EXCERPTED RECORDS START

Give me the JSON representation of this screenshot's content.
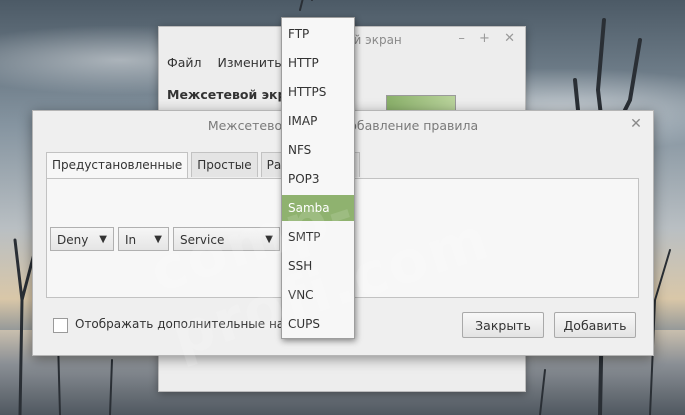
{
  "background_window": {
    "title": "Межсетевой экран",
    "controls": [
      "–",
      "+",
      "✕"
    ],
    "menu": [
      "Файл",
      "Изменить"
    ],
    "label": "Межсетевой экран"
  },
  "dialog": {
    "title": "Межсетевой экран: добавление правила",
    "close": "✕",
    "tabs": [
      "Предустановленные",
      "Простые",
      "Расширенные"
    ],
    "combos": {
      "policy": "Deny",
      "direction": "In",
      "category": "Service"
    },
    "checkbox_label": "Отображать дополнительные настройки",
    "close_button": "Закрыть",
    "add_button": "Добавить"
  },
  "dropdown": {
    "items": [
      "FTP",
      "HTTP",
      "HTTPS",
      "IMAP",
      "NFS",
      "POP3",
      "Samba",
      "SMTP",
      "SSH",
      "VNC",
      "CUPS"
    ],
    "selected": "Samba"
  },
  "colors": {
    "accent": "#8fb26f"
  },
  "watermark": "comp-profi.com"
}
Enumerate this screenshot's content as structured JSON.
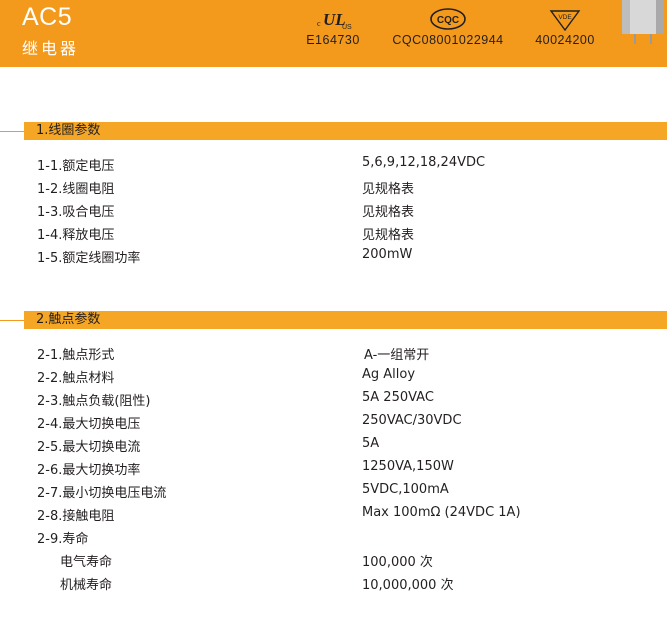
{
  "header": {
    "model": "AC5",
    "subtitle": "继电器",
    "certs": [
      {
        "logo": "UL",
        "number": "E164730"
      },
      {
        "logo": "CQC",
        "number": "CQC08001022944"
      },
      {
        "logo": "VDE",
        "number": "40024200"
      }
    ],
    "colors": {
      "accent": "#f39a1d",
      "bar": "#f6a625"
    }
  },
  "sections": [
    {
      "title": "1.线圈参数",
      "rows": [
        {
          "label": "1-1.额定电压",
          "value": "5,6,9,12,18,24VDC"
        },
        {
          "label": "1-2.线圈电阻",
          "value": "见规格表"
        },
        {
          "label": "1-3.吸合电压",
          "value": "见规格表"
        },
        {
          "label": "1-4.释放电压",
          "value": "见规格表"
        },
        {
          "label": "1-5.额定线圈功率",
          "value": "200mW"
        }
      ]
    },
    {
      "title": "2.触点参数",
      "rows": [
        {
          "label": "2-1.触点形式",
          "value": "A-一组常开"
        },
        {
          "label": "2-2.触点材料",
          "value": "Ag Alloy"
        },
        {
          "label": "2-3.触点负载(阻性)",
          "value": "5A 250VAC"
        },
        {
          "label": "2-4.最大切换电压",
          "value": "250VAC/30VDC"
        },
        {
          "label": "2-5.最大切换电流",
          "value": "5A"
        },
        {
          "label": "2-6.最大切换功率",
          "value": "1250VA,150W"
        },
        {
          "label": "2-7.最小切换电压电流",
          "value": "5VDC,100mA"
        },
        {
          "label": "2-8.接触电阻",
          "value": "Max 100mΩ (24VDC 1A)"
        },
        {
          "label": "2-9.寿命",
          "value": ""
        },
        {
          "label": "电气寿命",
          "value": "100,000  次"
        },
        {
          "label": "机械寿命",
          "value": "10,000,000 次"
        }
      ]
    }
  ]
}
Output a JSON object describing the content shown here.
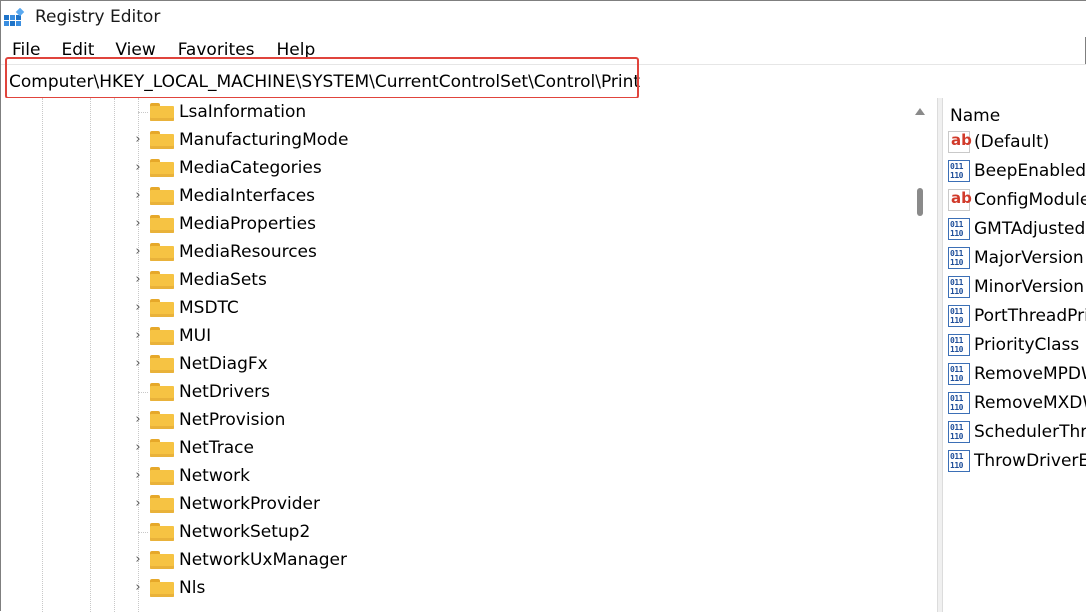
{
  "window": {
    "title": "Registry Editor"
  },
  "menu": [
    "File",
    "Edit",
    "View",
    "Favorites",
    "Help"
  ],
  "address": {
    "path": "Computer\\HKEY_LOCAL_MACHINE\\SYSTEM\\CurrentControlSet\\Control\\Print"
  },
  "tree": {
    "items": [
      {
        "label": "LsaInformation",
        "expandable": false
      },
      {
        "label": "ManufacturingMode",
        "expandable": true
      },
      {
        "label": "MediaCategories",
        "expandable": true
      },
      {
        "label": "MediaInterfaces",
        "expandable": true
      },
      {
        "label": "MediaProperties",
        "expandable": true
      },
      {
        "label": "MediaResources",
        "expandable": true
      },
      {
        "label": "MediaSets",
        "expandable": true
      },
      {
        "label": "MSDTC",
        "expandable": true
      },
      {
        "label": "MUI",
        "expandable": true
      },
      {
        "label": "NetDiagFx",
        "expandable": true
      },
      {
        "label": "NetDrivers",
        "expandable": false
      },
      {
        "label": "NetProvision",
        "expandable": true
      },
      {
        "label": "NetTrace",
        "expandable": true
      },
      {
        "label": "Network",
        "expandable": true
      },
      {
        "label": "NetworkProvider",
        "expandable": true
      },
      {
        "label": "NetworkSetup2",
        "expandable": false
      },
      {
        "label": "NetworkUxManager",
        "expandable": true
      },
      {
        "label": "Nls",
        "expandable": true
      }
    ]
  },
  "values": {
    "column_header": "Name",
    "items": [
      {
        "name": "(Default)",
        "type": "string"
      },
      {
        "name": "BeepEnabled",
        "type": "binary"
      },
      {
        "name": "ConfigModule",
        "type": "string"
      },
      {
        "name": "GMTAdjustedF",
        "type": "binary"
      },
      {
        "name": "MajorVersion",
        "type": "binary"
      },
      {
        "name": "MinorVersion",
        "type": "binary"
      },
      {
        "name": "PortThreadPrio",
        "type": "binary"
      },
      {
        "name": "PriorityClass",
        "type": "binary"
      },
      {
        "name": "RemoveMPDW",
        "type": "binary"
      },
      {
        "name": "RemoveMXDW",
        "type": "binary"
      },
      {
        "name": "SchedulerThre",
        "type": "binary"
      },
      {
        "name": "ThrowDriverEx",
        "type": "binary"
      }
    ]
  },
  "icons": {
    "string": "ab",
    "binary": "011\n110"
  },
  "colors": {
    "highlight_box": "#e0443c",
    "folder": "#f6c343"
  }
}
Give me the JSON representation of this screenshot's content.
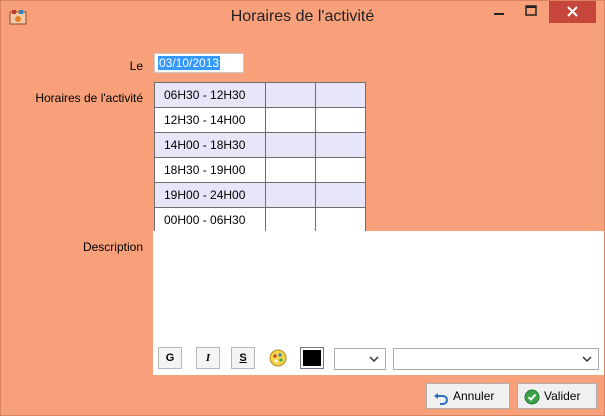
{
  "window": {
    "title": "Horaires de l'activité"
  },
  "form": {
    "date_label": "Le",
    "date_value": "03/10/2013",
    "schedule_label": "Horaires de l'activité",
    "description_label": "Description"
  },
  "schedule": {
    "rows": [
      "06H30 - 12H30",
      "12H30 - 14H00",
      "14H00 - 18H30",
      "18H30 - 19H00",
      "19H00 - 24H00",
      "00H00 - 06H30"
    ]
  },
  "toolbar": {
    "bold_label": "G",
    "italic_label": "I",
    "underline_label": "S",
    "selected_color": "#000000"
  },
  "buttons": {
    "cancel_label": "Annuler",
    "validate_label": "Valider"
  },
  "colors": {
    "window_background": "#f7a07a",
    "close_button": "#c7463b",
    "shaded_row": "#e6e6f8"
  }
}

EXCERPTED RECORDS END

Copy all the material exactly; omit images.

Give me the JSON representation of this screenshot's content.
{
  "background_window": {
    "title": "Межсетевой экран",
    "controls": [
      "–",
      "+",
      "✕"
    ],
    "menu": [
      "Файл",
      "Изменить"
    ],
    "label": "Межсетевой экран"
  },
  "dialog": {
    "title": "Межсетевой экран: добавление правила",
    "close": "✕",
    "tabs": [
      "Предустановленные",
      "Простые",
      "Расширенные"
    ],
    "combos": {
      "policy": "Deny",
      "direction": "In",
      "category": "Service"
    },
    "checkbox_label": "Отображать дополнительные настройки",
    "close_button": "Закрыть",
    "add_button": "Добавить"
  },
  "dropdown": {
    "items": [
      "FTP",
      "HTTP",
      "HTTPS",
      "IMAP",
      "NFS",
      "POP3",
      "Samba",
      "SMTP",
      "SSH",
      "VNC",
      "CUPS"
    ],
    "selected": "Samba"
  },
  "colors": {
    "accent": "#8fb26f"
  },
  "watermark": "comp-profi.com"
}
Enumerate this screenshot's content as structured JSON.
{
  "header": {
    "model": "AC5",
    "subtitle": "继电器",
    "certs": [
      {
        "logo": "UL",
        "number": "E164730"
      },
      {
        "logo": "CQC",
        "number": "CQC08001022944"
      },
      {
        "logo": "VDE",
        "number": "40024200"
      }
    ],
    "colors": {
      "accent": "#f39a1d",
      "bar": "#f6a625"
    }
  },
  "sections": [
    {
      "title": "1.线圈参数",
      "rows": [
        {
          "label": "1-1.额定电压",
          "value": "5,6,9,12,18,24VDC"
        },
        {
          "label": "1-2.线圈电阻",
          "value": "见规格表"
        },
        {
          "label": "1-3.吸合电压",
          "value": "见规格表"
        },
        {
          "label": "1-4.释放电压",
          "value": "见规格表"
        },
        {
          "label": "1-5.额定线圈功率",
          "value": "200mW"
        }
      ]
    },
    {
      "title": "2.触点参数",
      "rows": [
        {
          "label": "2-1.触点形式",
          "value": "A-一组常开"
        },
        {
          "label": "2-2.触点材料",
          "value": "Ag Alloy"
        },
        {
          "label": "2-3.触点负载(阻性)",
          "value": "5A 250VAC"
        },
        {
          "label": "2-4.最大切换电压",
          "value": "250VAC/30VDC"
        },
        {
          "label": "2-5.最大切换电流",
          "value": "5A"
        },
        {
          "label": "2-6.最大切换功率",
          "value": "1250VA,150W"
        },
        {
          "label": "2-7.最小切换电压电流",
          "value": "5VDC,100mA"
        },
        {
          "label": "2-8.接触电阻",
          "value": "Max 100mΩ (24VDC 1A)"
        },
        {
          "label": "2-9.寿命",
          "value": ""
        },
        {
          "label": "电气寿命",
          "value": "100,000  次"
        },
        {
          "label": "机械寿命",
          "value": "10,000,000 次"
        }
      ]
    }
  ]
}
Output a JSON object describing the content shown here.
{
  "window": {
    "title": "Registry Editor"
  },
  "menu": [
    "File",
    "Edit",
    "View",
    "Favorites",
    "Help"
  ],
  "address": {
    "path": "Computer\\HKEY_LOCAL_MACHINE\\SYSTEM\\CurrentControlSet\\Control\\Print"
  },
  "tree": {
    "items": [
      {
        "label": "LsaInformation",
        "expandable": false
      },
      {
        "label": "ManufacturingMode",
        "expandable": true
      },
      {
        "label": "MediaCategories",
        "expandable": true
      },
      {
        "label": "MediaInterfaces",
        "expandable": true
      },
      {
        "label": "MediaProperties",
        "expandable": true
      },
      {
        "label": "MediaResources",
        "expandable": true
      },
      {
        "label": "MediaSets",
        "expandable": true
      },
      {
        "label": "MSDTC",
        "expandable": true
      },
      {
        "label": "MUI",
        "expandable": true
      },
      {
        "label": "NetDiagFx",
        "expandable": true
      },
      {
        "label": "NetDrivers",
        "expandable": false
      },
      {
        "label": "NetProvision",
        "expandable": true
      },
      {
        "label": "NetTrace",
        "expandable": true
      },
      {
        "label": "Network",
        "expandable": true
      },
      {
        "label": "NetworkProvider",
        "expandable": true
      },
      {
        "label": "NetworkSetup2",
        "expandable": false
      },
      {
        "label": "NetworkUxManager",
        "expandable": true
      },
      {
        "label": "Nls",
        "expandable": true
      }
    ]
  },
  "values": {
    "column_header": "Name",
    "items": [
      {
        "name": "(Default)",
        "type": "string"
      },
      {
        "name": "BeepEnabled",
        "type": "binary"
      },
      {
        "name": "ConfigModule",
        "type": "string"
      },
      {
        "name": "GMTAdjustedF",
        "type": "binary"
      },
      {
        "name": "MajorVersion",
        "type": "binary"
      },
      {
        "name": "MinorVersion",
        "type": "binary"
      },
      {
        "name": "PortThreadPrio",
        "type": "binary"
      },
      {
        "name": "PriorityClass",
        "type": "binary"
      },
      {
        "name": "RemoveMPDW",
        "type": "binary"
      },
      {
        "name": "RemoveMXDW",
        "type": "binary"
      },
      {
        "name": "SchedulerThre",
        "type": "binary"
      },
      {
        "name": "ThrowDriverEx",
        "type": "binary"
      }
    ]
  },
  "icons": {
    "string": "ab",
    "binary": "011\n110"
  },
  "colors": {
    "highlight_box": "#e0443c",
    "folder": "#f6c343"
  }
}
Give me the JSON representation of this screenshot's content.
{
  "window": {
    "title": "Horaires de l'activité"
  },
  "form": {
    "date_label": "Le",
    "date_value": "03/10/2013",
    "schedule_label": "Horaires de l'activité",
    "description_label": "Description"
  },
  "schedule": {
    "rows": [
      "06H30 - 12H30",
      "12H30 - 14H00",
      "14H00 - 18H30",
      "18H30 - 19H00",
      "19H00 - 24H00",
      "00H00 - 06H30"
    ]
  },
  "toolbar": {
    "bold_label": "G",
    "italic_label": "I",
    "underline_label": "S",
    "selected_color": "#000000"
  },
  "buttons": {
    "cancel_label": "Annuler",
    "validate_label": "Valider"
  },
  "colors": {
    "window_background": "#f7a07a",
    "close_button": "#c7463b",
    "shaded_row": "#e6e6f8"
  }
}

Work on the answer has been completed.